WHITHER QUEERNESS NOW? – After all of the interesting issues raised in the readings from week 2 that seemed to open up possibilities about who is a menstruator and who might want to mobilize menstrual technologies, I was surprised to see so little of that taken into consideration in this week’s readings. Especially considering the ways transfemininity interacts with unattainable cultural ideals of femininity and the ways in which menstrual suppression seems like an obviously useful tool for queer bodies. It seems likely that these ideas were just outside the scope of the articles/sections we read, but it was also kind of jarring to go so unequivocally back to All Women, All the Time. I haven’t thought enough about postfeminism (because UGH) but I’m also super curious about where queerness fits into that context (and perhaps also into critiques of it?).

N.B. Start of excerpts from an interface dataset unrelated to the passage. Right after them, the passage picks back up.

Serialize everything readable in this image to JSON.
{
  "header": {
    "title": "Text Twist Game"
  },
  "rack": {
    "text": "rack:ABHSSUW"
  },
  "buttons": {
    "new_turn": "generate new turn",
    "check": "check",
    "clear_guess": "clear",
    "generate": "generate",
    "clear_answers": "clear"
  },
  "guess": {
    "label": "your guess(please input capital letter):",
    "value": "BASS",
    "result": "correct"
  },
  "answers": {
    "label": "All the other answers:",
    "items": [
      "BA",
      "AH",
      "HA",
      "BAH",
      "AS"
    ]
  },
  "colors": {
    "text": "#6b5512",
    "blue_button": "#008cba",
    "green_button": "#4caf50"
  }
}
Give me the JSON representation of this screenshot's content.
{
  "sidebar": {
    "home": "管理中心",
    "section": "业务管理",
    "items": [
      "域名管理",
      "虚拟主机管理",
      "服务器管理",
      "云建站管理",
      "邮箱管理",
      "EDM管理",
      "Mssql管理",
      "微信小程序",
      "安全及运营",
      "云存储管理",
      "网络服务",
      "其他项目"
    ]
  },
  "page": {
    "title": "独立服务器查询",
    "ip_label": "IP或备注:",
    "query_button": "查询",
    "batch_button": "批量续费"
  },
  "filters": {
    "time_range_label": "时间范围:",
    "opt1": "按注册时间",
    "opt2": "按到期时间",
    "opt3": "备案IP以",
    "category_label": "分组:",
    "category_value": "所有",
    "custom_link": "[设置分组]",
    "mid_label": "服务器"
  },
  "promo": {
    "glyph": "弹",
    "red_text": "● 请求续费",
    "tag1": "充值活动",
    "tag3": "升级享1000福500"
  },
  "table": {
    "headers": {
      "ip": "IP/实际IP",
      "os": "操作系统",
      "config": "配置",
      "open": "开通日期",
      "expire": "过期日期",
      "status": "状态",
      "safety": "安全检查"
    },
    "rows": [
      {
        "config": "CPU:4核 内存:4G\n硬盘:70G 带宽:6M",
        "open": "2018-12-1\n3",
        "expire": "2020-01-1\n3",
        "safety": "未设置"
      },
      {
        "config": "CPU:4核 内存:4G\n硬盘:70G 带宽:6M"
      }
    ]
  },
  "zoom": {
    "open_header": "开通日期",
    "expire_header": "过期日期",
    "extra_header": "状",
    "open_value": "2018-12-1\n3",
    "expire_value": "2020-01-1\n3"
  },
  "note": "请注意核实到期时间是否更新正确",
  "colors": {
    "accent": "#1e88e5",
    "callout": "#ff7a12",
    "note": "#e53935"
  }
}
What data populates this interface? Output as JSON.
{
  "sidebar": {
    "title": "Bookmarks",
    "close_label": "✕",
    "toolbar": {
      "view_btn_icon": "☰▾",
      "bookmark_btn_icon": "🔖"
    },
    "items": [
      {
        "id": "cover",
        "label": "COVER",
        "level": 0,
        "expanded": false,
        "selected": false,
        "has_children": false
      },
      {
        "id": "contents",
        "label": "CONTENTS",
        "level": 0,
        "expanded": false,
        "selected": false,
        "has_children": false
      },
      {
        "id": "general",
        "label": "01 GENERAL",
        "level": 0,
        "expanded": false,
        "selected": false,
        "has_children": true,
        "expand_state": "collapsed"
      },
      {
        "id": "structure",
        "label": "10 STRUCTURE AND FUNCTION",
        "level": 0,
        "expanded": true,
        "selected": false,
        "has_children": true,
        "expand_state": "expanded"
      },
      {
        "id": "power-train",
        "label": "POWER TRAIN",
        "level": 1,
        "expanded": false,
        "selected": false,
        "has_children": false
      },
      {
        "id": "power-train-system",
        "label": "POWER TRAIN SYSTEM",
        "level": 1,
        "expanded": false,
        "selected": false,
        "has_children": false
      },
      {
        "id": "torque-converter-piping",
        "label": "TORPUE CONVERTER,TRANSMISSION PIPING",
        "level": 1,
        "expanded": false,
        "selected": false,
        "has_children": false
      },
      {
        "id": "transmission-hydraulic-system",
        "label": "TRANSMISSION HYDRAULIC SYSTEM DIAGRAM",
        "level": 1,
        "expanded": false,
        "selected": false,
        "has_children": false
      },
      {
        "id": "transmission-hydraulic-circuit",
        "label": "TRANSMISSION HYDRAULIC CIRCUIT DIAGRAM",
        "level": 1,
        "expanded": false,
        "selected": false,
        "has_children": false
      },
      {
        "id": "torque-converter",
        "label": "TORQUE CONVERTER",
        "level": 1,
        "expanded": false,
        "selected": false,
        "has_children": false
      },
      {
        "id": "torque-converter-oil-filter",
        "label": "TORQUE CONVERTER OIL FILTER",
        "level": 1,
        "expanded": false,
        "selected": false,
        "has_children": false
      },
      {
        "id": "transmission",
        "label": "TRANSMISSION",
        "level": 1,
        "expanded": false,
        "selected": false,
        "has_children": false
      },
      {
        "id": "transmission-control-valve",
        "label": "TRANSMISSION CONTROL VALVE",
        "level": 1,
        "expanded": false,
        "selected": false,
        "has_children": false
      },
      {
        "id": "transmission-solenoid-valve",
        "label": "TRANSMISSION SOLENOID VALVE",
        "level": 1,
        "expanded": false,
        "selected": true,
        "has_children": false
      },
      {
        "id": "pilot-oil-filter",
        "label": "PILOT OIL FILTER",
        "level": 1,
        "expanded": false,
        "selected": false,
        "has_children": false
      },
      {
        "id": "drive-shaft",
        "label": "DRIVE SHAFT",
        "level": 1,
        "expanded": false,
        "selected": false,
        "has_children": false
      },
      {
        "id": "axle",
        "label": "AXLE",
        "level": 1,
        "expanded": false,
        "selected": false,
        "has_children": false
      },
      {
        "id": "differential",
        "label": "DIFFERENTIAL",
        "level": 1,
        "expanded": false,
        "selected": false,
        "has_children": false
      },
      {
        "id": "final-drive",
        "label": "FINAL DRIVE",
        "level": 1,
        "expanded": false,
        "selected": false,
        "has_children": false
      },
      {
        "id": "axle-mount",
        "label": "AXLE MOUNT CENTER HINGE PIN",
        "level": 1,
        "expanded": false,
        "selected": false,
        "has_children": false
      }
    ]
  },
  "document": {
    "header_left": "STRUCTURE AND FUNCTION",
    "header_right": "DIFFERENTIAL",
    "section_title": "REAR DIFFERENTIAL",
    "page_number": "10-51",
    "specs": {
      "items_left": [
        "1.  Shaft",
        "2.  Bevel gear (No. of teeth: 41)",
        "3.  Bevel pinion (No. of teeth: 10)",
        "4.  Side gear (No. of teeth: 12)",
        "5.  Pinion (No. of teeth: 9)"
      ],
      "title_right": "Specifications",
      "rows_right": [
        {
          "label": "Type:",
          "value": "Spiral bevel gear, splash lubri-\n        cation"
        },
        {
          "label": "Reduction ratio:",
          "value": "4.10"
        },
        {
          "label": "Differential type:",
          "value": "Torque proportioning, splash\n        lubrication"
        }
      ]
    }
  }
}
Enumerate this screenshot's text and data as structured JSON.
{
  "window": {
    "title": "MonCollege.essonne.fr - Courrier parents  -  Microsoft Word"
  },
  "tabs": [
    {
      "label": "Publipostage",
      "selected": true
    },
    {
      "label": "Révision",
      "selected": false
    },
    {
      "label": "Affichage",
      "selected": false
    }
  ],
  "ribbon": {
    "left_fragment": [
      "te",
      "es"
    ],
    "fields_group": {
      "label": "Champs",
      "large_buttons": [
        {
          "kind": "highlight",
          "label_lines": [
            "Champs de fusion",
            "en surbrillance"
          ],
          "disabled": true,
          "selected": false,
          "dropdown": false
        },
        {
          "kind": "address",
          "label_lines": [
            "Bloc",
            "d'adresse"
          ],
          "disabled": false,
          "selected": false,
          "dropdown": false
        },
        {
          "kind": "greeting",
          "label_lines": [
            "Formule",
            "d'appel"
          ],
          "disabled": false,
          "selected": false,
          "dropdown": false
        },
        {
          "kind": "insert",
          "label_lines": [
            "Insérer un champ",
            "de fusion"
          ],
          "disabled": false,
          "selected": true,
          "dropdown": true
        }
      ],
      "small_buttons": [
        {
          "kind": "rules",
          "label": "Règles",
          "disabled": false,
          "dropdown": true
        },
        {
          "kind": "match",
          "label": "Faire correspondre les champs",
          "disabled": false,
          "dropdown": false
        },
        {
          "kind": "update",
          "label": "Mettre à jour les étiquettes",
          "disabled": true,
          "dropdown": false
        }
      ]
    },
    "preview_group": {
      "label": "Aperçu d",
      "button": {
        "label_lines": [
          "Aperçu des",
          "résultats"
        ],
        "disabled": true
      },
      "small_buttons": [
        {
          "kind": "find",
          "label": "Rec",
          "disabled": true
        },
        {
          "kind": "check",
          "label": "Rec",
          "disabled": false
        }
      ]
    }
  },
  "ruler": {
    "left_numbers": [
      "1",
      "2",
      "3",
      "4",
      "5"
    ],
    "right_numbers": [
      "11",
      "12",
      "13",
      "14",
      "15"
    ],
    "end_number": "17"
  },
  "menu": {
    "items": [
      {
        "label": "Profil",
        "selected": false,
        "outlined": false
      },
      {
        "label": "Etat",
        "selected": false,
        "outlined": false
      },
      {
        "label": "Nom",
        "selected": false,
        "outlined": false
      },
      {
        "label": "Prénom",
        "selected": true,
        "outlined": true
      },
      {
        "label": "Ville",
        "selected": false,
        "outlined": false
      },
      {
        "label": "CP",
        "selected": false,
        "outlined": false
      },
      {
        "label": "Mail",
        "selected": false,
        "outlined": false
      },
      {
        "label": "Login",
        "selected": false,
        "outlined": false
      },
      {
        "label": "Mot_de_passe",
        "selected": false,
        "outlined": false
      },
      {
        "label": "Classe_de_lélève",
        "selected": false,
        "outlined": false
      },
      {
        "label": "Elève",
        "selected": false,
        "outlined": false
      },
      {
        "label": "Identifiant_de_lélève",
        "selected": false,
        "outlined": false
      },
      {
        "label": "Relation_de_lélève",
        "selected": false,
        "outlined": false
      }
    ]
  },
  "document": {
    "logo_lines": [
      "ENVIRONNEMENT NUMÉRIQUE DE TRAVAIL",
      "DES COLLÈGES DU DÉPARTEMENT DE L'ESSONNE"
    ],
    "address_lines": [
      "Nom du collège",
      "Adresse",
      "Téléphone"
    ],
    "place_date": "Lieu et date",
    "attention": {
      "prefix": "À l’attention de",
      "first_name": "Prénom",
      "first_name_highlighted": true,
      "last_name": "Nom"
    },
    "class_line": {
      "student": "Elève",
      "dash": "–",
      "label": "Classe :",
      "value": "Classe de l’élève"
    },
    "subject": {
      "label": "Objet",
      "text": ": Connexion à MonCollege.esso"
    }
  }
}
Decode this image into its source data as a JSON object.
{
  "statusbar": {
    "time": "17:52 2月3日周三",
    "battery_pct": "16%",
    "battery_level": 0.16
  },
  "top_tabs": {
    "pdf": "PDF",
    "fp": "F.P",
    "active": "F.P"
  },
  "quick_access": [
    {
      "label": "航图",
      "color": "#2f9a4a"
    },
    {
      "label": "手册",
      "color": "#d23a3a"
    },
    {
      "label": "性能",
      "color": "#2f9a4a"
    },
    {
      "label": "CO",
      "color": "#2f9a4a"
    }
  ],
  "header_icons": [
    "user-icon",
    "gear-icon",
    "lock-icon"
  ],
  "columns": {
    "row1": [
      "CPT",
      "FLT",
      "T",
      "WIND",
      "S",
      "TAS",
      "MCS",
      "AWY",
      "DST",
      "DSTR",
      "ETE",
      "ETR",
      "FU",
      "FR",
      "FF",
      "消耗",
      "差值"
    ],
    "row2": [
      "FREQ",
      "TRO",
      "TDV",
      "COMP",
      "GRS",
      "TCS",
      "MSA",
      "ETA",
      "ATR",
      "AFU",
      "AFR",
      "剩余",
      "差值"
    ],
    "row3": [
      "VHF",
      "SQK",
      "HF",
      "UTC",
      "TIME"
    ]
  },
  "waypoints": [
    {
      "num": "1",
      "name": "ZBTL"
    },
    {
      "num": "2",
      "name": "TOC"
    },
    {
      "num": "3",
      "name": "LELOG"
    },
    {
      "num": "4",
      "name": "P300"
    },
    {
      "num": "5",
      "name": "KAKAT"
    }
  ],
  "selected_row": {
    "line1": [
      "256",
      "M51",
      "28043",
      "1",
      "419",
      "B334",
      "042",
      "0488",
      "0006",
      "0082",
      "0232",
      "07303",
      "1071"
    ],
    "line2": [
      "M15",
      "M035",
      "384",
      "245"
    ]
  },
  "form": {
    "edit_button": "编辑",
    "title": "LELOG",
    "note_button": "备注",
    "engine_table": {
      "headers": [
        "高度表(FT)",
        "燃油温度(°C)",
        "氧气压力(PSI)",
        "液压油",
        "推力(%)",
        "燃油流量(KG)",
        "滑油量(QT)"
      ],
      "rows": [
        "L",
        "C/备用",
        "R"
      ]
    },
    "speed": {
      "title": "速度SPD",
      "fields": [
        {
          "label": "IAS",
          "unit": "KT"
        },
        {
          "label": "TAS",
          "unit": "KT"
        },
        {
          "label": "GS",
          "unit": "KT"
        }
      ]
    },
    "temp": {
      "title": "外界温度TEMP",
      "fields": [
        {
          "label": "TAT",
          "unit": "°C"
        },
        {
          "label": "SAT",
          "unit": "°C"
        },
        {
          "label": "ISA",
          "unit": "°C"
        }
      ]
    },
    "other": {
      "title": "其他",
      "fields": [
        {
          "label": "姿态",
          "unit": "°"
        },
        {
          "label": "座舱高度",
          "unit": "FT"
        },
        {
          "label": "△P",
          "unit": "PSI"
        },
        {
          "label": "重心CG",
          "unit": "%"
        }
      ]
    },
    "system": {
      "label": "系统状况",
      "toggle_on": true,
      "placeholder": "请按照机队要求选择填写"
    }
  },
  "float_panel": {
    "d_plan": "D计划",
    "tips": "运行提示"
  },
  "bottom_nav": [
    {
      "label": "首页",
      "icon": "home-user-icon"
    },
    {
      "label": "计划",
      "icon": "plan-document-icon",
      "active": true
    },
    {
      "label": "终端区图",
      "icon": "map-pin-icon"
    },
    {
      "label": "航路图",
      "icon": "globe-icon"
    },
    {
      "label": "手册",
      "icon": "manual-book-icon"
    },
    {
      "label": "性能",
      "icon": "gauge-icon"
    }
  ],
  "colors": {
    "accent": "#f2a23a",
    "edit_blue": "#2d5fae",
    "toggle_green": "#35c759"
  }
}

ALSO: There was a bizarre lack of discussion of fertility/reproduction in these pieces. The hormonal interventions are discussed as "cycle-stopping" and "menstrual-suppressing" as though that is their primary purpose; to alleviate the menstrual cycle. But of course what they are is birth control. It started to get a little slippery what was the main purpose of these tools and what was the side-effect, and this unnatural divorce struck me more than once, especially considering the ongoing question of how fertility figures into our idea of a natural or ideal female body.
Only one more class to recap! I hope these posts have been encouraging you to think a little more actively about menstruation in your own life and/or in the world around you. If you are a menstruator, I would love to know your thoughts on menstrual suppression: Have you ever tried cycle-stopping contraception? Does it seems unnatural to you? If there was a safe way to do stop menstruating altogether, would you do it? Why or why not? Do you think this is a feminist issue??